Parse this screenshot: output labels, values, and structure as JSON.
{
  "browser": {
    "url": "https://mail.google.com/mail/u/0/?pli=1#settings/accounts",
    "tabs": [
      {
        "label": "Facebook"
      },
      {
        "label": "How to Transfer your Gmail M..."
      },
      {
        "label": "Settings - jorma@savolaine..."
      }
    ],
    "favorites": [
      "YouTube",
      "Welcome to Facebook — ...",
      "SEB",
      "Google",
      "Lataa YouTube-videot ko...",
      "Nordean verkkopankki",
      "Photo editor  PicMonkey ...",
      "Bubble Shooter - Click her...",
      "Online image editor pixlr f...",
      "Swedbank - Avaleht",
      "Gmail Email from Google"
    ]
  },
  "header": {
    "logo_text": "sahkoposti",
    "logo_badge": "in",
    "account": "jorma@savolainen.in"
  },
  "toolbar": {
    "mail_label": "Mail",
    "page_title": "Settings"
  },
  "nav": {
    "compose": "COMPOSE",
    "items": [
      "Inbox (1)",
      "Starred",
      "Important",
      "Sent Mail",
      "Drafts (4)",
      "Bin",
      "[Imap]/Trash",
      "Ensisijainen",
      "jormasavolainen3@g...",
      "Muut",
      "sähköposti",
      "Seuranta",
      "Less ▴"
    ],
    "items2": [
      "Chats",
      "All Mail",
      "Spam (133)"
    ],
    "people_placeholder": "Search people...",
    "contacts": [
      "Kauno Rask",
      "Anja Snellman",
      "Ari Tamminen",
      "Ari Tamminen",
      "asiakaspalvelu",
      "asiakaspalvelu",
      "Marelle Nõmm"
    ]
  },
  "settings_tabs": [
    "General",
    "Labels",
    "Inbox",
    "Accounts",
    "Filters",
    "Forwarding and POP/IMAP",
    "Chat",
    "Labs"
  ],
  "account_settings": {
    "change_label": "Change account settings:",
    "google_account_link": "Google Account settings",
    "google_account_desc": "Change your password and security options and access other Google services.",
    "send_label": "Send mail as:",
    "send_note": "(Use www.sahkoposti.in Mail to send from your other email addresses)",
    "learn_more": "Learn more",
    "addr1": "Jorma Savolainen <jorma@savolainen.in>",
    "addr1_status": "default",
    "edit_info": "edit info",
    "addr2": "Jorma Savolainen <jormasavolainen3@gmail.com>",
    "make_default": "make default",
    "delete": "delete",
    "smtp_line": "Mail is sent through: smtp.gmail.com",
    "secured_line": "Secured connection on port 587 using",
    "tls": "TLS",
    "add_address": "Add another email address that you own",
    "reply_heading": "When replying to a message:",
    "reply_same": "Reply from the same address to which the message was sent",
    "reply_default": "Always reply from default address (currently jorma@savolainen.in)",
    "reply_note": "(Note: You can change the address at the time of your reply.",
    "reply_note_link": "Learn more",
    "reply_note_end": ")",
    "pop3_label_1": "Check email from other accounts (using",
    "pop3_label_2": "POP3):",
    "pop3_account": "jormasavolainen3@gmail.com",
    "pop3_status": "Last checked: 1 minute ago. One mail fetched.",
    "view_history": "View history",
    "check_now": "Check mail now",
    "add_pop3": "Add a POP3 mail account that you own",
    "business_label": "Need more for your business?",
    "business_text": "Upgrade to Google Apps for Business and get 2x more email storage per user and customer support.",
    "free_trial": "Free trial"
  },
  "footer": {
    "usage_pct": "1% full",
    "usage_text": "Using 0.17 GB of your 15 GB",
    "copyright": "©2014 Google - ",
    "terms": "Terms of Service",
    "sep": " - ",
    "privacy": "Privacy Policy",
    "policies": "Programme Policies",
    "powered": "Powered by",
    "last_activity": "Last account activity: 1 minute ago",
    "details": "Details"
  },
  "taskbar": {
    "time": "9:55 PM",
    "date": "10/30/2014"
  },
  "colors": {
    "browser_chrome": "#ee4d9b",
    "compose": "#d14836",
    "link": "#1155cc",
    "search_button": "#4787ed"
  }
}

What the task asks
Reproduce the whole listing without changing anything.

Result of the task
Parse this screenshot: output labels, values, and structure as JSON.
{
  "browser": {
    "url": "https://mail.google.com/mail/u/0/?pli=1#settings/accounts",
    "tabs": [
      {
        "label": "Facebook"
      },
      {
        "label": "How to Transfer your Gmail M..."
      },
      {
        "label": "Settings - jorma@savolaine..."
      }
    ],
    "favorites": [
      "YouTube",
      "Welcome to Facebook — ...",
      "SEB",
      "Google",
      "Lataa YouTube-videot ko...",
      "Nordean verkkopankki",
      "Photo editor  PicMonkey ...",
      "Bubble Shooter - Click her...",
      "Online image editor pixlr f...",
      "Swedbank - Avaleht",
      "Gmail Email from Google"
    ]
  },
  "header": {
    "logo_text": "sahkoposti",
    "logo_badge": "in",
    "account": "jorma@savolainen.in"
  },
  "toolbar": {
    "mail_label": "Mail",
    "page_title": "Settings"
  },
  "nav": {
    "compose": "COMPOSE",
    "items": [
      "Inbox (1)",
      "Starred",
      "Important",
      "Sent Mail",
      "Drafts (4)",
      "Bin",
      "[Imap]/Trash",
      "Ensisijainen",
      "jormasavolainen3@g...",
      "Muut",
      "sähköposti",
      "Seuranta",
      "Less ▴"
    ],
    "items2": [
      "Chats",
      "All Mail",
      "Spam (133)"
    ],
    "people_placeholder": "Search people...",
    "contacts": [
      "Kauno Rask",
      "Anja Snellman",
      "Ari Tamminen",
      "Ari Tamminen",
      "asiakaspalvelu",
      "asiakaspalvelu",
      "Marelle Nõmm"
    ]
  },
  "settings_tabs": [
    "General",
    "Labels",
    "Inbox",
    "Accounts",
    "Filters",
    "Forwarding and POP/IMAP",
    "Chat",
    "Labs"
  ],
  "account_settings": {
    "change_label": "Change account settings:",
    "google_account_link": "Google Account settings",
    "google_account_desc": "Change your password and security options and access other Google services.",
    "send_label": "Send mail as:",
    "send_note": "(Use www.sahkoposti.in Mail to send from your other email addresses)",
    "learn_more": "Learn more",
    "addr1": "Jorma Savolainen <jorma@savolainen.in>",
    "addr1_status": "default",
    "edit_info": "edit info",
    "addr2": "Jorma Savolainen <jormasavolainen3@gmail.com>",
    "make_default": "make default",
    "delete": "delete",
    "smtp_line": "Mail is sent through: smtp.gmail.com",
    "secured_line": "Secured connection on port 587 using",
    "tls": "TLS",
    "add_address": "Add another email address that you own",
    "reply_heading": "When replying to a message:",
    "reply_same": "Reply from the same address to which the message was sent",
    "reply_default": "Always reply from default address (currently jorma@savolainen.in)",
    "reply_note": "(Note: You can change the address at the time of your reply.",
    "reply_note_link": "Learn more",
    "reply_note_end": ")",
    "pop3_label_1": "Check email from other accounts (using",
    "pop3_label_2": "POP3):",
    "pop3_account": "jormasavolainen3@gmail.com",
    "pop3_status": "Last checked: 1 minute ago. One mail fetched.",
    "view_history": "View history",
    "check_now": "Check mail now",
    "add_pop3": "Add a POP3 mail account that you own",
    "business_label": "Need more for your business?",
    "business_text": "Upgrade to Google Apps for Business and get 2x more email storage per user and customer support.",
    "free_trial": "Free trial"
  },
  "footer": {
    "usage_pct": "1% full",
    "usage_text": "Using 0.17 GB of your 15 GB",
    "copyright": "©2014 Google - ",
    "terms": "Terms of Service",
    "sep": " - ",
    "privacy": "Privacy Policy",
    "policies": "Programme Policies",
    "powered": "Powered by",
    "last_activity": "Last account activity: 1 minute ago",
    "details": "Details"
  },
  "taskbar": {
    "time": "9:55 PM",
    "date": "10/30/2014"
  },
  "colors": {
    "browser_chrome": "#ee4d9b",
    "compose": "#d14836",
    "link": "#1155cc",
    "search_button": "#4787ed"
  }
}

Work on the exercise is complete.